Try it
Copy each line of the entries beneath that contains the word "read".

Records to process

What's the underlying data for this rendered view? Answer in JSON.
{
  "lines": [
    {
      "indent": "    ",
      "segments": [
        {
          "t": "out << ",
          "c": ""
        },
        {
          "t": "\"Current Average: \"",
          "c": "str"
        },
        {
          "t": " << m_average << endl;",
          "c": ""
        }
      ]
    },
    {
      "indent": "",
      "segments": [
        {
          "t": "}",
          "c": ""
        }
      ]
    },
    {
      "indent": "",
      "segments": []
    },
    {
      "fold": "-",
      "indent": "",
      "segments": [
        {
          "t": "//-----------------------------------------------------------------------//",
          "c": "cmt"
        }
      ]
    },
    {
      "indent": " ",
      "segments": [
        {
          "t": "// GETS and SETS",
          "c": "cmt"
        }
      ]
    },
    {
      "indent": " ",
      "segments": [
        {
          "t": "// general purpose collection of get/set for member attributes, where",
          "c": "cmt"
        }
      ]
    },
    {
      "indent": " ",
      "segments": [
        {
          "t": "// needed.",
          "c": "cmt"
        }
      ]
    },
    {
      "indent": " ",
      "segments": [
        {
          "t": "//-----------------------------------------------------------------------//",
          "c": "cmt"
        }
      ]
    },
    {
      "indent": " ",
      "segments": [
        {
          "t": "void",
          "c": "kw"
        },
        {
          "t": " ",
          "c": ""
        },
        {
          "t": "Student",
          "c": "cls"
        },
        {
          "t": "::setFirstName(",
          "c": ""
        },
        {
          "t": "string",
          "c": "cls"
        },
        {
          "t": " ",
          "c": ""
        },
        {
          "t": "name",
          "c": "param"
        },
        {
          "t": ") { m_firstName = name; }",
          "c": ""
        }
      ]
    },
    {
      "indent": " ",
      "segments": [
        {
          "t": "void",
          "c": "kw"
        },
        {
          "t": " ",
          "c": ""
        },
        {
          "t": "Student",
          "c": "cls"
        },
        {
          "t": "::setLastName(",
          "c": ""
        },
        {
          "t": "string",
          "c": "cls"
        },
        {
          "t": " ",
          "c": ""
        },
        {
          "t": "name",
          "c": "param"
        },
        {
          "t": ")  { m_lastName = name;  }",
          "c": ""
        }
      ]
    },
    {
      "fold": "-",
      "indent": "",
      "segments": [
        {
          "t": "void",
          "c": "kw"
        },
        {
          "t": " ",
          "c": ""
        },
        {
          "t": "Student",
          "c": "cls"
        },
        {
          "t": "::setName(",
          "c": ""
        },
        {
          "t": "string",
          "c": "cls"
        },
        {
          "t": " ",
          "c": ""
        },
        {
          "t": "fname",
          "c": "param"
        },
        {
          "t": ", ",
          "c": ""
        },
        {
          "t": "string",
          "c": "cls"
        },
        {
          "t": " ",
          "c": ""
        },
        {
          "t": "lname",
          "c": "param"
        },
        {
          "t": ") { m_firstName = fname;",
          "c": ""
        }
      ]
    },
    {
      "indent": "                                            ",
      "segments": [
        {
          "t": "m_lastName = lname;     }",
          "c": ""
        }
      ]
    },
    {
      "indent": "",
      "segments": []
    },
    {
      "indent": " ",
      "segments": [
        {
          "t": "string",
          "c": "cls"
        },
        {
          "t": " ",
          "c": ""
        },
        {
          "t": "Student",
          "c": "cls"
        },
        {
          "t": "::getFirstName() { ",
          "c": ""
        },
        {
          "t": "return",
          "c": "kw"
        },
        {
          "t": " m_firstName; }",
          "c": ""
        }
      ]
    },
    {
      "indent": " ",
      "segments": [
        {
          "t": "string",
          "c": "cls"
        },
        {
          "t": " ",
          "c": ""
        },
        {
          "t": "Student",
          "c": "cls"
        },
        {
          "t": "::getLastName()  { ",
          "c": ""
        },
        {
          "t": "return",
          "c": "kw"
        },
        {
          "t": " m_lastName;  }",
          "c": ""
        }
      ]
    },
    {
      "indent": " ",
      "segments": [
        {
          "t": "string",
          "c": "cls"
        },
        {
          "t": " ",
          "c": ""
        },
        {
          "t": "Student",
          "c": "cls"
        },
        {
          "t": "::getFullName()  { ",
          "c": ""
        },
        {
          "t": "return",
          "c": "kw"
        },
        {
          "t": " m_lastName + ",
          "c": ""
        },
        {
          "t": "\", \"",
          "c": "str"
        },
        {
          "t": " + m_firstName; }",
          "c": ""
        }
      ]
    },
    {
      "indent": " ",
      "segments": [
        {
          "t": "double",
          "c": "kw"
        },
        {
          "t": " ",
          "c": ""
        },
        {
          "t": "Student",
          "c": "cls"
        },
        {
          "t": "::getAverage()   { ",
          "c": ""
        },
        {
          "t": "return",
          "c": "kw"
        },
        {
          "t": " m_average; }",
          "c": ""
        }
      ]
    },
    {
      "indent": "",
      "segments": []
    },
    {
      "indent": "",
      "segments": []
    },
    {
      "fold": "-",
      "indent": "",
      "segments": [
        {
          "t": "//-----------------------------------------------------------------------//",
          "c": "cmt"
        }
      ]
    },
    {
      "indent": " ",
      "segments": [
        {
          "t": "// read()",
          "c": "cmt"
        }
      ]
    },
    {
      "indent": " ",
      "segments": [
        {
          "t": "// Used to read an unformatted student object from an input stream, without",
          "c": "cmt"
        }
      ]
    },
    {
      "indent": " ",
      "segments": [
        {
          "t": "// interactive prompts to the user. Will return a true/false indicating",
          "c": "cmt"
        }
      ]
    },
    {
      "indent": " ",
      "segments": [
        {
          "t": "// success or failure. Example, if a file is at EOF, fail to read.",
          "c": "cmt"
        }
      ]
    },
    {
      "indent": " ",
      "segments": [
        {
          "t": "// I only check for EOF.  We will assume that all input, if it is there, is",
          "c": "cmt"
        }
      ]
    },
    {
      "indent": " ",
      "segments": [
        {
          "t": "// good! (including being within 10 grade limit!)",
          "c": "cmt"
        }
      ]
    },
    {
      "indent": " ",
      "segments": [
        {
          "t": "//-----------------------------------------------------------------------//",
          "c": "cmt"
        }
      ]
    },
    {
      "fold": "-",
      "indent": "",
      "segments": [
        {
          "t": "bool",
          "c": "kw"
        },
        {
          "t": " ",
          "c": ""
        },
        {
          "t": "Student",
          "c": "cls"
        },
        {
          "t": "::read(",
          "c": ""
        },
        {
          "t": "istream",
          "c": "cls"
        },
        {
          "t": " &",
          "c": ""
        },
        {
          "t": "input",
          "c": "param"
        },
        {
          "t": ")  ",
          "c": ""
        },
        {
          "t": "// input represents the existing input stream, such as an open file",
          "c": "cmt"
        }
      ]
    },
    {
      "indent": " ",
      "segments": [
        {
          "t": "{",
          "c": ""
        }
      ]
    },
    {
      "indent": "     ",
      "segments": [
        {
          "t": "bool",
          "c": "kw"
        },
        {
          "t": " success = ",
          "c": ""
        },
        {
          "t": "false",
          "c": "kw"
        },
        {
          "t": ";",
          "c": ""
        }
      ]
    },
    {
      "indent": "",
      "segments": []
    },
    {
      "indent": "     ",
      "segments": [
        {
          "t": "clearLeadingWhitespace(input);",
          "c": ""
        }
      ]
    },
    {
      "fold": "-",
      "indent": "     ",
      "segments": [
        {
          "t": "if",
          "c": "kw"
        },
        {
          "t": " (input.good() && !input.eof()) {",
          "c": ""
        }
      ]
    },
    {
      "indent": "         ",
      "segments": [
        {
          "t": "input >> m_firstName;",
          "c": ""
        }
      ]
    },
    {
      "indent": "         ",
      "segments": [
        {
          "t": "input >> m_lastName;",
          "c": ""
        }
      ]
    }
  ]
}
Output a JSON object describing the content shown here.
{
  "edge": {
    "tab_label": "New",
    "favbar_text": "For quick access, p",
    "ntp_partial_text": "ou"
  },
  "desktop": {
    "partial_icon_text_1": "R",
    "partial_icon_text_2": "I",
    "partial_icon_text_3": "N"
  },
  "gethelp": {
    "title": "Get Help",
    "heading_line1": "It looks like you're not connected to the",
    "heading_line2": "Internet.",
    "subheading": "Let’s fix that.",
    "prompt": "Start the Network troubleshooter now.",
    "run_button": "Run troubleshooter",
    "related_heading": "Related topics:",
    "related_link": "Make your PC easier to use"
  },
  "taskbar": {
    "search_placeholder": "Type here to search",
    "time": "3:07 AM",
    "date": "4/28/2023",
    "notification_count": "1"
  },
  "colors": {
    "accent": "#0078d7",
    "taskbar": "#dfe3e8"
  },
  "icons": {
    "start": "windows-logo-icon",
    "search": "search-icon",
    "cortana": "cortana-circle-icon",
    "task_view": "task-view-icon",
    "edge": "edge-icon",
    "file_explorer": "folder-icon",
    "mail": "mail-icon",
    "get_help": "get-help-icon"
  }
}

The completed task
          "t": "// read()",
          "t": "// Used to read an unformatted student object from an input stream, without",
          "t": "// success or failure. Example, if a file is at EOF, fail to read.",
          "t": "::read(",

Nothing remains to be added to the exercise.